Excerpted records ::
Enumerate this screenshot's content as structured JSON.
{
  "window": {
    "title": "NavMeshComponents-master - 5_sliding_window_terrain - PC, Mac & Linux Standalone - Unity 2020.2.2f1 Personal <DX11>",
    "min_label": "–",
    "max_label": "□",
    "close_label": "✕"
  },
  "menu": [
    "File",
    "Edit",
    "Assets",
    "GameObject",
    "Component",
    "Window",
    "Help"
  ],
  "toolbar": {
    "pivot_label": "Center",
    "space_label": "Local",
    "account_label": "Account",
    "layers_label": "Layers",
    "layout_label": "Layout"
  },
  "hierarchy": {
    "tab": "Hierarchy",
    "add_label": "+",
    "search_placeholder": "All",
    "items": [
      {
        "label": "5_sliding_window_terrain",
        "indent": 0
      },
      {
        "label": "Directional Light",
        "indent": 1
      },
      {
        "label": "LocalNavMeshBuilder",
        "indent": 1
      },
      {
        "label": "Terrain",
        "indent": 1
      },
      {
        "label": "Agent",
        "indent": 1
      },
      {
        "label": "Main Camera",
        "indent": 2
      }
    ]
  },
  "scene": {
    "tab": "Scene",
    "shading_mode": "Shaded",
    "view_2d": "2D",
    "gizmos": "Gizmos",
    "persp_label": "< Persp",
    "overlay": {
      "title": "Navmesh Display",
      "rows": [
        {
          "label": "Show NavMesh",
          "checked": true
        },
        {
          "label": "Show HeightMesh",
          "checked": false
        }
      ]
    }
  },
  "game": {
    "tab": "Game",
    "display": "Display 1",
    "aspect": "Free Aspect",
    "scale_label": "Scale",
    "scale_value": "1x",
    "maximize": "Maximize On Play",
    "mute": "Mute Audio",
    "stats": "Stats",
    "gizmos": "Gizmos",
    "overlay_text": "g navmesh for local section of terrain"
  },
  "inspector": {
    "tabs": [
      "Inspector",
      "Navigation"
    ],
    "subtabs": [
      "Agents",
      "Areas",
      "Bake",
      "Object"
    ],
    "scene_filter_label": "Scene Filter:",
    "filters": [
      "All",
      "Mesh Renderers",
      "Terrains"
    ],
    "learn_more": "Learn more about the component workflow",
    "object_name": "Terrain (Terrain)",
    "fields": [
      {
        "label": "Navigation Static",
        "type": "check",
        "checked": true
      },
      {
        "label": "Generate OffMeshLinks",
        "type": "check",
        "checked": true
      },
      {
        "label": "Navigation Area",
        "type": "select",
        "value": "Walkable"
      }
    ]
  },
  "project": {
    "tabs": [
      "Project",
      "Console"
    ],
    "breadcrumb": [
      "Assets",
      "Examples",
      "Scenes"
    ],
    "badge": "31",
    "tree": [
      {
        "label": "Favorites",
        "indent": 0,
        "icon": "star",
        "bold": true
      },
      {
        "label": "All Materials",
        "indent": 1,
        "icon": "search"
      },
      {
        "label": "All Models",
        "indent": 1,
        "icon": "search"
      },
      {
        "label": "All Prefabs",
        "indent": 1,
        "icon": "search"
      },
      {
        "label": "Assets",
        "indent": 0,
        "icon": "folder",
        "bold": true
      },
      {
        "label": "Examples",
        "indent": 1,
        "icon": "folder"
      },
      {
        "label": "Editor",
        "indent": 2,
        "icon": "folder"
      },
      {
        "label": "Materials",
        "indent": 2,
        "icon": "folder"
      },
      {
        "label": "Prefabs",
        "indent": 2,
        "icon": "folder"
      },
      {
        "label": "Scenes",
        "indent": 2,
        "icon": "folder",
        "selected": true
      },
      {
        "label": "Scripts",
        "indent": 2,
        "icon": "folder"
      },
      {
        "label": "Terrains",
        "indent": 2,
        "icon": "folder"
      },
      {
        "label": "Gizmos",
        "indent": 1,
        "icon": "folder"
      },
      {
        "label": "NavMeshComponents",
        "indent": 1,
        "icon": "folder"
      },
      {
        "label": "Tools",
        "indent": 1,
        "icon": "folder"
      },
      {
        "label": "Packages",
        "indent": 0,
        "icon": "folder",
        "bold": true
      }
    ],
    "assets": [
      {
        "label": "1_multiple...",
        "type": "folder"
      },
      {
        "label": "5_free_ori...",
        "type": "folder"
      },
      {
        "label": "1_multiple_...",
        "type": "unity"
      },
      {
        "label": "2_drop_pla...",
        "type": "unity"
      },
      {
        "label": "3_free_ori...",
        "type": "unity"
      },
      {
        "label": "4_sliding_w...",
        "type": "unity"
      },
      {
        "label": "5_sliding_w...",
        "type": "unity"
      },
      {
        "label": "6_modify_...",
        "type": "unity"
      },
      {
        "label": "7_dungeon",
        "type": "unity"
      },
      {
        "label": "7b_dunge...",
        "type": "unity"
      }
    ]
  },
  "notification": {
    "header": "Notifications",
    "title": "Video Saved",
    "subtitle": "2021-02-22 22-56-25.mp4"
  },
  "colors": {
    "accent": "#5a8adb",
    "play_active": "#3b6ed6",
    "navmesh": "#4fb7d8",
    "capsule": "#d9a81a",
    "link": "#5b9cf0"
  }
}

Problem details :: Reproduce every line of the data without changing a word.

Output for this exercise ::
Enumerate this screenshot's content as structured JSON.
{
  "window": {
    "title": "NavMeshComponents-master - 5_sliding_window_terrain - PC, Mac & Linux Standalone - Unity 2020.2.2f1 Personal <DX11>",
    "min_label": "–",
    "max_label": "□",
    "close_label": "✕"
  },
  "menu": [
    "File",
    "Edit",
    "Assets",
    "GameObject",
    "Component",
    "Window",
    "Help"
  ],
  "toolbar": {
    "pivot_label": "Center",
    "space_label": "Local",
    "account_label": "Account",
    "layers_label": "Layers",
    "layout_label": "Layout"
  },
  "hierarchy": {
    "tab": "Hierarchy",
    "add_label": "+",
    "search_placeholder": "All",
    "items": [
      {
        "label": "5_sliding_window_terrain",
        "indent": 0
      },
      {
        "label": "Directional Light",
        "indent": 1
      },
      {
        "label": "LocalNavMeshBuilder",
        "indent": 1
      },
      {
        "label": "Terrain",
        "indent": 1
      },
      {
        "label": "Agent",
        "indent": 1
      },
      {
        "label": "Main Camera",
        "indent": 2
      }
    ]
  },
  "scene": {
    "tab": "Scene",
    "shading_mode": "Shaded",
    "view_2d": "2D",
    "gizmos": "Gizmos",
    "persp_label": "< Persp",
    "overlay": {
      "title": "Navmesh Display",
      "rows": [
        {
          "label": "Show NavMesh",
          "checked": true
        },
        {
          "label": "Show HeightMesh",
          "checked": false
        }
      ]
    }
  },
  "game": {
    "tab": "Game",
    "display": "Display 1",
    "aspect": "Free Aspect",
    "scale_label": "Scale",
    "scale_value": "1x",
    "maximize": "Maximize On Play",
    "mute": "Mute Audio",
    "stats": "Stats",
    "gizmos": "Gizmos",
    "overlay_text": "g navmesh for local section of terrain"
  },
  "inspector": {
    "tabs": [
      "Inspector",
      "Navigation"
    ],
    "subtabs": [
      "Agents",
      "Areas",
      "Bake",
      "Object"
    ],
    "scene_filter_label": "Scene Filter:",
    "filters": [
      "All",
      "Mesh Renderers",
      "Terrains"
    ],
    "learn_more": "Learn more about the component workflow",
    "object_name": "Terrain (Terrain)",
    "fields": [
      {
        "label": "Navigation Static",
        "type": "check",
        "checked": true
      },
      {
        "label": "Generate OffMeshLinks",
        "type": "check",
        "checked": true
      },
      {
        "label": "Navigation Area",
        "type": "select",
        "value": "Walkable"
      }
    ]
  },
  "project": {
    "tabs": [
      "Project",
      "Console"
    ],
    "breadcrumb": [
      "Assets",
      "Examples",
      "Scenes"
    ],
    "badge": "31",
    "tree": [
      {
        "label": "Favorites",
        "indent": 0,
        "icon": "star",
        "bold": true
      },
      {
        "label": "All Materials",
        "indent": 1,
        "icon": "search"
      },
      {
        "label": "All Models",
        "indent": 1,
        "icon": "search"
      },
      {
        "label": "All Prefabs",
        "indent": 1,
        "icon": "search"
      },
      {
        "label": "Assets",
        "indent": 0,
        "icon": "folder",
        "bold": true
      },
      {
        "label": "Examples",
        "indent": 1,
        "icon": "folder"
      },
      {
        "label": "Editor",
        "indent": 2,
        "icon": "folder"
      },
      {
        "label": "Materials",
        "indent": 2,
        "icon": "folder"
      },
      {
        "label": "Prefabs",
        "indent": 2,
        "icon": "folder"
      },
      {
        "label": "Scenes",
        "indent": 2,
        "icon": "folder",
        "selected": true
      },
      {
        "label": "Scripts",
        "indent": 2,
        "icon": "folder"
      },
      {
        "label": "Terrains",
        "indent": 2,
        "icon": "folder"
      },
      {
        "label": "Gizmos",
        "indent": 1,
        "icon": "folder"
      },
      {
        "label": "NavMeshComponents",
        "indent": 1,
        "icon": "folder"
      },
      {
        "label": "Tools",
        "indent": 1,
        "icon": "folder"
      },
      {
        "label": "Packages",
        "indent": 0,
        "icon": "folder",
        "bold": true
      }
    ],
    "assets": [
      {
        "label": "1_multiple...",
        "type": "folder"
      },
      {
        "label": "5_free_ori...",
        "type": "folder"
      },
      {
        "label": "1_multiple_...",
        "type": "unity"
      },
      {
        "label": "2_drop_pla...",
        "type": "unity"
      },
      {
        "label": "3_free_ori...",
        "type": "unity"
      },
      {
        "label": "4_sliding_w...",
        "type": "unity"
      },
      {
        "label": "5_sliding_w...",
        "type": "unity"
      },
      {
        "label": "6_modify_...",
        "type": "unity"
      },
      {
        "label": "7_dungeon",
        "type": "unity"
      },
      {
        "label": "7b_dunge...",
        "type": "unity"
      }
    ]
  },
  "notification": {
    "header": "Notifications",
    "title": "Video Saved",
    "subtitle": "2021-02-22 22-56-25.mp4"
  },
  "colors": {
    "accent": "#5a8adb",
    "play_active": "#3b6ed6",
    "navmesh": "#4fb7d8",
    "capsule": "#d9a81a",
    "link": "#5b9cf0"
  }
}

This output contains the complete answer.